Broadway review by Adam Feldman
“Keep it light, keep it tight, keep it fun, and then we’re done!” That’s the pithy advice that the indignant 16th-century housewife Anne Hathaway (Betsy Wolfe) imparts to her neglectful husband, William Shakespeare (Stark Sands), as a way to improve his play Romeo and Juliet, which she considers too much of a downer. It is also the guiding ethos of the new Broadway jukebox musical & Juliet, a quasi-Elizabethan romp through the chart-toppers of Swedish songwriter-producer Max Martin. A diverting synthetic crossbreed of Moulin Rouge!, Something Rotten!, Mamma Mia! and Head Over Heels, this show delivers just what you’d expect. It is what it is: It gives you the hooks and it gets the ovations.
Martin is the preeminent pop hitmaker of the past 25 years, so & Juliet has a lot to draw from. The show’s 30 songs include multiple bops originally recorded by the Backstreet Boys, Britney Spears and Katy Perry, as well as tunes that Martin wrote—or, in all but two cases, co-wrote—for Pink, NSYNC, Kesha, Robyn, Kelly Clarkson, Jessie J, Céline Dion, Ariana Grande, Justin Timberlake, Ellie Goulding, Demi Lovato, Adam Lambert, the Weeknd and even Bon Jovi. (Notably absent are any of his collaborations with Taylor Swift.) “Roar,” “Domino,” “Since U Been Gone”: the hit list goes on and on. As a compilation disc performed live, it’s a feast for Millennials; its alternate title might well be Now That’s What I Call a Musical!
& Julietl | Photograph: Matthew Murphy
Along with these bangers, there is mash. Book writer David West Read (Schitt’s Creek) connects the dots of the musical numbers into the loose shape of a feminist journey, safely nested in metatheatrical and anachronistic quotation marks. As reimagined by Hathaway, the lovestruck Veronese teenager Juliet (Lorna Courtney) no longer offs herself, but finds herself instead. After mourning her dead Romeo in a keening version of "...Baby One More Time," she rounds up her entourage—her West Indian nurse, Angélique (Melanie La Barrie); her ambisexual bestie, May (Justin David Sullivan); and another friend, April, who is played by Hathaway herself—and heads to Paris, France, to take another shot at love. There they meet a rich military eminence named Lance (the game operatic baritone Paulo Szot, in a fleur-de-lys codpiece) and his gawky son, François (Philippe Arroyo), who becomes the inadvertent side of a romantic triangle.

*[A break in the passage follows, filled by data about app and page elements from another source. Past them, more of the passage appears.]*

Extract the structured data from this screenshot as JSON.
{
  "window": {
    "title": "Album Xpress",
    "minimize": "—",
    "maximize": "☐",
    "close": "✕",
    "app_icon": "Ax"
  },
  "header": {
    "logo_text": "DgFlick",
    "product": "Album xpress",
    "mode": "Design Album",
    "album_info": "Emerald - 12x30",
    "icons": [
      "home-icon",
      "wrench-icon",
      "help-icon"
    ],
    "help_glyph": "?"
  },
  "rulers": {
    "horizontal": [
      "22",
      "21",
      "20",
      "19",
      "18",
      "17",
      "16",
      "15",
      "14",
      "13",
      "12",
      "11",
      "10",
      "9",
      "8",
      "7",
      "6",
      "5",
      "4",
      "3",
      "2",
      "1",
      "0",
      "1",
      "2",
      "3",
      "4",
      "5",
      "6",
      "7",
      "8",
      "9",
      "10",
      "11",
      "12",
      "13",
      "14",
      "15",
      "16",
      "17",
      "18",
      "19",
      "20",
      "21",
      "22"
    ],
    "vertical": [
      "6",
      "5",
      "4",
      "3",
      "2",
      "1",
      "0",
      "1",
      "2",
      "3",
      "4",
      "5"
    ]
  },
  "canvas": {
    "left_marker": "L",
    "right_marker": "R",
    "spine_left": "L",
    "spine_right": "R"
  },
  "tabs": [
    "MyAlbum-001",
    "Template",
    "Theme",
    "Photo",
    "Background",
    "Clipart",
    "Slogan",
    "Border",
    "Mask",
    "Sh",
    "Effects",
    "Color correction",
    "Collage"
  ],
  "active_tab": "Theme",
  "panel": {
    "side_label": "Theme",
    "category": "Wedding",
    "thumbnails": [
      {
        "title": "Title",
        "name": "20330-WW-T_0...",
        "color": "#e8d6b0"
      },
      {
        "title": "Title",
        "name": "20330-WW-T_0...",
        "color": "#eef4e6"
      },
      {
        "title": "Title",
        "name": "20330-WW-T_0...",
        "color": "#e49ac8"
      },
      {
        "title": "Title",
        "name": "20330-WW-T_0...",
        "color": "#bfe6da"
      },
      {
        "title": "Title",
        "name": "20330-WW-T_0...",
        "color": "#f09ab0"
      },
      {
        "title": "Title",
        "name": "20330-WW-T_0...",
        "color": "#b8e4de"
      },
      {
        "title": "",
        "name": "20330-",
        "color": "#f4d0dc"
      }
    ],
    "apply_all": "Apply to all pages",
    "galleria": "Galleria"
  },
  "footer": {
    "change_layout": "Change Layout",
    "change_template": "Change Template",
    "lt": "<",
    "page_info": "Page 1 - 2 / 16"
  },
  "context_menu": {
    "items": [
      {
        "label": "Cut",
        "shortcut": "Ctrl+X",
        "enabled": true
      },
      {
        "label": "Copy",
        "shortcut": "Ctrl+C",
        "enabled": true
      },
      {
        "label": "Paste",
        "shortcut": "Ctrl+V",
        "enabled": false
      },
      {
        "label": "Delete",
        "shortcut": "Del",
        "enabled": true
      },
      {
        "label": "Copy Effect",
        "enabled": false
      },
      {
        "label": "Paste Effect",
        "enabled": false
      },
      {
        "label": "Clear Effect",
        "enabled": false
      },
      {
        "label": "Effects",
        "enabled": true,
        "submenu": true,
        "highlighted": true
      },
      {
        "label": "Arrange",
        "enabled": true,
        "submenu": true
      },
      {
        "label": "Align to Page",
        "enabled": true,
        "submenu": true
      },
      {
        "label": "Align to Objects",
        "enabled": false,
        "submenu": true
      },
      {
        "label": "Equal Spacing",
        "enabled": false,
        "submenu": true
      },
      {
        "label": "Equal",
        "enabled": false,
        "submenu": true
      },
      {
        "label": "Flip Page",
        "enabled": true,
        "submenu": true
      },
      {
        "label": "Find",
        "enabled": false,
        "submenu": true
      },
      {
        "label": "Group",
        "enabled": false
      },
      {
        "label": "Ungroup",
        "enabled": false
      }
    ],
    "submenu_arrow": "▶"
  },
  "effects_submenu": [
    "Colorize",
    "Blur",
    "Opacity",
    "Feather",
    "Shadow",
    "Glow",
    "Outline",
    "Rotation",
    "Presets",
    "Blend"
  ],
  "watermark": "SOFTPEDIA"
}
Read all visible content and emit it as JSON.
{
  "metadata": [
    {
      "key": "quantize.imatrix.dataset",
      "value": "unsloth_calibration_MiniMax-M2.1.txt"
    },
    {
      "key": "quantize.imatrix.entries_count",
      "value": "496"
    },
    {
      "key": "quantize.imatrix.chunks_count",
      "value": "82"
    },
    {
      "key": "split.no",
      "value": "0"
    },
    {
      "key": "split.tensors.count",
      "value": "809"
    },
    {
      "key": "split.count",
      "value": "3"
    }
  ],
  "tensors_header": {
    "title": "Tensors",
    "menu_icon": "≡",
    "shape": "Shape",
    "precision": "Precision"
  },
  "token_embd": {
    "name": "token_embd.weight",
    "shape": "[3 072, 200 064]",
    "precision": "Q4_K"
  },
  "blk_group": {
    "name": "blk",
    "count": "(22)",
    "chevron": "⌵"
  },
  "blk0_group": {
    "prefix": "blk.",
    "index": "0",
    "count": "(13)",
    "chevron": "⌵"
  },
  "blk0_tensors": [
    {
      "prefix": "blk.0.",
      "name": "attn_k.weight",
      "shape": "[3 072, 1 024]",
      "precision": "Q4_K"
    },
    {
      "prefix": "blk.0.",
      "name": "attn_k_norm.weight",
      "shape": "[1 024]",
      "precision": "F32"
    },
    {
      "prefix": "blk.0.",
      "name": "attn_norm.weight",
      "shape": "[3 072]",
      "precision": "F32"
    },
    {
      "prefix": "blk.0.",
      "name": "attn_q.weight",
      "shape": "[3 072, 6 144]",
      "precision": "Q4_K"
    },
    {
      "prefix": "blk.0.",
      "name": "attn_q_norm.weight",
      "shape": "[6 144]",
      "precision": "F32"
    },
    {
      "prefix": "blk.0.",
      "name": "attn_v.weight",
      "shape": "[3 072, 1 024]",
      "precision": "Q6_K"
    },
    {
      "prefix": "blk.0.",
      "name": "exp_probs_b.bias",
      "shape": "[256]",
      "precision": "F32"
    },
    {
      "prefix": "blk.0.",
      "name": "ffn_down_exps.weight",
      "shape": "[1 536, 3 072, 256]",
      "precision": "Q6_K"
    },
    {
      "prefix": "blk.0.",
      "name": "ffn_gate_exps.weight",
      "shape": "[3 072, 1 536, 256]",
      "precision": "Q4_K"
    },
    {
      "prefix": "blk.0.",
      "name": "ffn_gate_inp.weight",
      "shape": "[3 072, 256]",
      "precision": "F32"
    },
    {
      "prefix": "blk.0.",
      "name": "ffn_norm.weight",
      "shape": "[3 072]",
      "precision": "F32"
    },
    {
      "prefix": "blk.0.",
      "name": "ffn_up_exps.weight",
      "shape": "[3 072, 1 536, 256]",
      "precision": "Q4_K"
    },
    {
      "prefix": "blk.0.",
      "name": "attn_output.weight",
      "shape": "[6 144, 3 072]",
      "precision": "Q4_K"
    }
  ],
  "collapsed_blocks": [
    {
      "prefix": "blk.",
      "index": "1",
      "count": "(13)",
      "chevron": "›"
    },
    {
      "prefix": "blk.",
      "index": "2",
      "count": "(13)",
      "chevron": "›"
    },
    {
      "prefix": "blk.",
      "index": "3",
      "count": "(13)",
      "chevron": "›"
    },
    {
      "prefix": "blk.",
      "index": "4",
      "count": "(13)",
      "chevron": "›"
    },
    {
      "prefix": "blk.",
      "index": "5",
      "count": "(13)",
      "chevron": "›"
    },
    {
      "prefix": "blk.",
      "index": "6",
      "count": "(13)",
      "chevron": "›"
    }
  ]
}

Read does clever work in expanding details from previously unrelated lyrics into plot points, and the performers bring a lot to the turntable center stage. Wolfe in particular has terrific moments of exasperated wit, and La Barrie and Arroyo make strong impressions in their Broadway debuts. (La Barrie originated her role in the West End.) But although the talented Courtney sings the heck out of her many songs, she has surprisingly little to play. Its title notwithstanding, & Juliet barely takes time to define its heroine; it puts her at the center of the story and then makes her its least interesting character.
That may be why & Juliet, though often entertaining, also feels pretty disposable. The show-within-a-show framework doesn’t make a lot of sense if you think about it too much (or at all); aside from a plot strand involving the proto-trans May, who sings “I’m Not a Girl, Not Yet a Woman,” the stakes are not sharp enough to drive the story into solid ground. Directed by Luke Sheppard, the musical exists in an elaborately unreal world: Soutra Gilmour’s scenic design and Paloma Young’s costumes are delightfully creative transhistorical mix-and-matches that float the show in a swirl of unfixed fantasy. It all feels comfortingly familiar and indistinct—there’s not much narrative thrust to Jennifer Weber’s synchronized hip-hop choreography, which mostly suggests energetic background dancing at a concert—and the ideal place for it might be the high school auditoriums where it will surely enjoy a rich afterlife someday. But there’s no denying the relentless effectiveness of Martin’s earworm craftsmanship. & Juliet gives audiences what they want from it: all those hits, baby, one more time.
& Juliet. Stephen Sondheim Theatre (Broadway). Music and lyrics by Max Martin and others. Book by David West Read. Directed by Luke Sheppard. With Lorna Courtney, Betsy Wolfe, Stark Sands, Paulo Szot, Melanie La Barrie, Justin David Sullivan, Philippe Arroyo, Ben Jackson Walker. Running time: 2hrs 25mins. One intermission.
& Julietl | Photograph: Matthew Murphy